◆ **Data under study**:
--------------------------------
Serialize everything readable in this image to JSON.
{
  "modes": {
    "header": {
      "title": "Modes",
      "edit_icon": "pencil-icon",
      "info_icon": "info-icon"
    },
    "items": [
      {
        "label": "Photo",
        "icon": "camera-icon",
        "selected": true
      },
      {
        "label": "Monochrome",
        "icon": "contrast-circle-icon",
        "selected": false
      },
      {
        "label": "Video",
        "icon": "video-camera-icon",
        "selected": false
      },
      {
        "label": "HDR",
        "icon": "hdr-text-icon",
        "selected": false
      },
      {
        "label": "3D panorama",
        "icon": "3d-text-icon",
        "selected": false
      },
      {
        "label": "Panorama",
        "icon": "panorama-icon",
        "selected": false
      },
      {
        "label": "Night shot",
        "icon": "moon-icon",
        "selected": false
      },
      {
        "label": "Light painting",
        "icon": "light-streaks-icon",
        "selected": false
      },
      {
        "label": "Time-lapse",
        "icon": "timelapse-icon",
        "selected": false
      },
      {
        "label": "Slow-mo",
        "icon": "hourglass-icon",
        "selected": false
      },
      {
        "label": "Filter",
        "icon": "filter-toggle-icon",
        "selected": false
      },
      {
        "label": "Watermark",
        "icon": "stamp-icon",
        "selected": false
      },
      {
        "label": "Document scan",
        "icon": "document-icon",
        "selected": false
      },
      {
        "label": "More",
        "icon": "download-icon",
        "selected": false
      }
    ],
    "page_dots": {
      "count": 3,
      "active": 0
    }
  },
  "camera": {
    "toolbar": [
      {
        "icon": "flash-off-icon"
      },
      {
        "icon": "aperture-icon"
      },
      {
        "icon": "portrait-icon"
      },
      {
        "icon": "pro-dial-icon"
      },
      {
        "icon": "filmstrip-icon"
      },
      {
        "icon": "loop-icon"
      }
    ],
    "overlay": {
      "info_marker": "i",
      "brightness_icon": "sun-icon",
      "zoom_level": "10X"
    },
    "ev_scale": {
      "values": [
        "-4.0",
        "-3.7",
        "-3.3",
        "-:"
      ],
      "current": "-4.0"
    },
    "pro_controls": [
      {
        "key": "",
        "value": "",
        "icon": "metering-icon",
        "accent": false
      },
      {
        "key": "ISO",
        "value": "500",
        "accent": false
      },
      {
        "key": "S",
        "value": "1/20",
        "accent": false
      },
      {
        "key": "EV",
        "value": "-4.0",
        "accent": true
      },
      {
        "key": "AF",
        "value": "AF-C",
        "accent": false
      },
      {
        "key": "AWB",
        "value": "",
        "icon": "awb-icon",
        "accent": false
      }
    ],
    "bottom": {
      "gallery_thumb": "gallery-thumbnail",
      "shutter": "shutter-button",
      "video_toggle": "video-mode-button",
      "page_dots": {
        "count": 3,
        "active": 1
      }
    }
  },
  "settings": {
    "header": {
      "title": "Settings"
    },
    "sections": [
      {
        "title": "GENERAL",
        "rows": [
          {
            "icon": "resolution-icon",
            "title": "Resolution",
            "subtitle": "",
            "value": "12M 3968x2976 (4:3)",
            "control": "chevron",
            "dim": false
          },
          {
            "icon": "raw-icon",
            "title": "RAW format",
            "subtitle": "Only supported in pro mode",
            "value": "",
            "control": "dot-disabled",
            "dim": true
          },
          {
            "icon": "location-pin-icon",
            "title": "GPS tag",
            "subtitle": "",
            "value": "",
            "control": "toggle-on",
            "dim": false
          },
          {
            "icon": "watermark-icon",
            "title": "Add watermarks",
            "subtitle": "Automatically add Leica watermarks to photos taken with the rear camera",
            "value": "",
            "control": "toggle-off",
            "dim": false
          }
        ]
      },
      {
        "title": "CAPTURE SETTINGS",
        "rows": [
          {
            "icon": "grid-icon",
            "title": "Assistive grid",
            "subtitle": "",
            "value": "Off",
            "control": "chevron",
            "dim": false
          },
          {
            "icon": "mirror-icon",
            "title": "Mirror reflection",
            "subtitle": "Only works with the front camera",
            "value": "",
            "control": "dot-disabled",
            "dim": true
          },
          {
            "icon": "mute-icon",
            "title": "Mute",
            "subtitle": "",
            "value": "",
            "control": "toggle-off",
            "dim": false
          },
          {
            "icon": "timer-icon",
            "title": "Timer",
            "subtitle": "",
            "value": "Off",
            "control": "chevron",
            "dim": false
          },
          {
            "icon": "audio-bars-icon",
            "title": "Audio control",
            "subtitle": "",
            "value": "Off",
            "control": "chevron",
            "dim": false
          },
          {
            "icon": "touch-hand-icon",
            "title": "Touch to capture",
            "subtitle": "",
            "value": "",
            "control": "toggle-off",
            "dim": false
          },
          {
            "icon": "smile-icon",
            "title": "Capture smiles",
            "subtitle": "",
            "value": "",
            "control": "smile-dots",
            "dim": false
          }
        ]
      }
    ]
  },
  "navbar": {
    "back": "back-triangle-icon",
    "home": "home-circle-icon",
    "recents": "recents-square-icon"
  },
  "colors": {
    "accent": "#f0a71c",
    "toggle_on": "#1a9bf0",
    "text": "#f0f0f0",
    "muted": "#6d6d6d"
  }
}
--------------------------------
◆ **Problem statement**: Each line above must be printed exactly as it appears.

◆ **Your response**:
Serialize everything readable in this image to JSON.
{
  "modes": {
    "header": {
      "title": "Modes",
      "edit_icon": "pencil-icon",
      "info_icon": "info-icon"
    },
    "items": [
      {
        "label": "Photo",
        "icon": "camera-icon",
        "selected": true
      },
      {
        "label": "Monochrome",
        "icon": "contrast-circle-icon",
        "selected": false
      },
      {
        "label": "Video",
        "icon": "video-camera-icon",
        "selected": false
      },
      {
        "label": "HDR",
        "icon": "hdr-text-icon",
        "selected": false
      },
      {
        "label": "3D panorama",
        "icon": "3d-text-icon",
        "selected": false
      },
      {
        "label": "Panorama",
        "icon": "panorama-icon",
        "selected": false
      },
      {
        "label": "Night shot",
        "icon": "moon-icon",
        "selected": false
      },
      {
        "label": "Light painting",
        "icon": "light-streaks-icon",
        "selected": false
      },
      {
        "label": "Time-lapse",
        "icon": "timelapse-icon",
        "selected": false
      },
      {
        "label": "Slow-mo",
        "icon": "hourglass-icon",
        "selected": false
      },
      {
        "label": "Filter",
        "icon": "filter-toggle-icon",
        "selected": false
      },
      {
        "label": "Watermark",
        "icon": "stamp-icon",
        "selected": false
      },
      {
        "label": "Document scan",
        "icon": "document-icon",
        "selected": false
      },
      {
        "label": "More",
        "icon": "download-icon",
        "selected": false
      }
    ],
    "page_dots": {
      "count": 3,
      "active": 0
    }
  },
  "camera": {
    "toolbar": [
      {
        "icon": "flash-off-icon"
      },
      {
        "icon": "aperture-icon"
      },
      {
        "icon": "portrait-icon"
      },
      {
        "icon": "pro-dial-icon"
      },
      {
        "icon": "filmstrip-icon"
      },
      {
        "icon": "loop-icon"
      }
    ],
    "overlay": {
      "info_marker": "i",
      "brightness_icon": "sun-icon",
      "zoom_level": "10X"
    },
    "ev_scale": {
      "values": [
        "-4.0",
        "-3.7",
        "-3.3",
        "-:"
      ],
      "current": "-4.0"
    },
    "pro_controls": [
      {
        "key": "",
        "value": "",
        "icon": "metering-icon",
        "accent": false
      },
      {
        "key": "ISO",
        "value": "500",
        "accent": false
      },
      {
        "key": "S",
        "value": "1/20",
        "accent": false
      },
      {
        "key": "EV",
        "value": "-4.0",
        "accent": true
      },
      {
        "key": "AF",
        "value": "AF-C",
        "accent": false
      },
      {
        "key": "AWB",
        "value": "",
        "icon": "awb-icon",
        "accent": false
      }
    ],
    "bottom": {
      "gallery_thumb": "gallery-thumbnail",
      "shutter": "shutter-button",
      "video_toggle": "video-mode-button",
      "page_dots": {
        "count": 3,
        "active": 1
      }
    }
  },
  "settings": {
    "header": {
      "title": "Settings"
    },
    "sections": [
      {
        "title": "GENERAL",
        "rows": [
          {
            "icon": "resolution-icon",
            "title": "Resolution",
            "subtitle": "",
            "value": "12M 3968x2976 (4:3)",
            "control": "chevron",
            "dim": false
          },
          {
            "icon": "raw-icon",
            "title": "RAW format",
            "subtitle": "Only supported in pro mode",
            "value": "",
            "control": "dot-disabled",
            "dim": true
          },
          {
            "icon": "location-pin-icon",
            "title": "GPS tag",
            "subtitle": "",
            "value": "",
            "control": "toggle-on",
            "dim": false
          },
          {
            "icon": "watermark-icon",
            "title": "Add watermarks",
            "subtitle": "Automatically add Leica watermarks to photos taken with the rear camera",
            "value": "",
            "control": "toggle-off",
            "dim": false
          }
        ]
      },
      {
        "title": "CAPTURE SETTINGS",
        "rows": [
          {
            "icon": "grid-icon",
            "title": "Assistive grid",
            "subtitle": "",
            "value": "Off",
            "control": "chevron",
            "dim": false
          },
          {
            "icon": "mirror-icon",
            "title": "Mirror reflection",
            "subtitle": "Only works with the front camera",
            "value": "",
            "control": "dot-disabled",
            "dim": true
          },
          {
            "icon": "mute-icon",
            "title": "Mute",
            "subtitle": "",
            "value": "",
            "control": "toggle-off",
            "dim": false
          },
          {
            "icon": "timer-icon",
            "title": "Timer",
            "subtitle": "",
            "value": "Off",
            "control": "chevron",
            "dim": false
          },
          {
            "icon": "audio-bars-icon",
            "title": "Audio control",
            "subtitle": "",
            "value": "Off",
            "control": "chevron",
            "dim": false
          },
          {
            "icon": "touch-hand-icon",
            "title": "Touch to capture",
            "subtitle": "",
            "value": "",
            "control": "toggle-off",
            "dim": false
          },
          {
            "icon": "smile-icon",
            "title": "Capture smiles",
            "subtitle": "",
            "value": "",
            "control": "smile-dots",
            "dim": false
          }
        ]
      }
    ]
  },
  "navbar": {
    "back": "back-triangle-icon",
    "home": "home-circle-icon",
    "recents": "recents-square-icon"
  },
  "colors": {
    "accent": "#f0a71c",
    "toggle_on": "#1a9bf0",
    "text": "#f0f0f0",
    "muted": "#6d6d6d"
  }
}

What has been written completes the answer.